References Cited in the file of this patent UNITED STATES PATENTS Number Name Date 830,695 Witzenmann Sept. 11, 1906 935,876 Wise .c Oct. 5, 1909 1,827,381 Bundy Oct. 13, 1931 1,899,099 Mack Feb. 28, 1933 2,187,555 Flindt Jan. 16, 1940 2,320,207 Wilson May 25, 1943 2,524,117 Storm, Jr Oct. 3, 1950 FOREIGN PATENTS Number Country Date 294,687 Great Britain July 30, 1928 520,644! Great Britain Apr. 30, 1940
|Cited Patent||Filing date||Publication date||Applicant||Title|
|US830695 *||Apr 17, 1906||Sep 11, 1906||Emil Witzenmann||Process of and apparatus for manufacturing lined metallic hose.|
|US935876 *||May 20, 1907||Oct 5, 1909||Wise Furnace Company||Water-heating appliance.|
|US1827381 *||Nov 18, 1927||Oct 13, 1931||Bundy Tubing Co||Tubing|
|US1899099 *||Oct 16, 1929||Feb 28, 1933||Airway Electric Appliance Corp||Radiator construction|
|US2187555 *||Dec 1, 1936||Jan 16, 1940||Gen Electric||Surface cooler|
|US2320207 *||Jan 1, 1942||May 25, 1943||Wilson Engineering Corp||Unit heater|
|US2524117 *||Mar 27, 1948||Oct 3, 1950||Storm Jr Frederick K||Vacuum cleaner|
|GB294687A *||Title not available|
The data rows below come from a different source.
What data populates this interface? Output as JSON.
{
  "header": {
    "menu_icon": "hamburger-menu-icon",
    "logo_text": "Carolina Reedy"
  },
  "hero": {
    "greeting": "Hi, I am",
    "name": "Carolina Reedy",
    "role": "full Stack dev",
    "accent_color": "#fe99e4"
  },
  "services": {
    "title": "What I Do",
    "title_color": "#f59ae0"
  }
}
|GB520644A *||Title not available|
|Citing Patent||Filing date||Publication date||Applicant||Title|
|US3354949 *||Jan 15, 1965||Nov 28, 1967||Renault||Tubular radiator with fins|
|US4032748 *||Oct 10, 1975||Jun 28, 1977||Innovative Process Equipment, Inc.||Scale deposit removal arrangement for electric water heaters and vaporizers|
|DE1076931B *||Apr 26, 1956||Mar 3, 1960||Otto Gerhard||Rohrheizkoerper|
|U.S. Classification||165/134.1, 392/377, 165/76, 165/180, 165/178, 392/470|
|International Classification||F28F19/00, F28F19/04|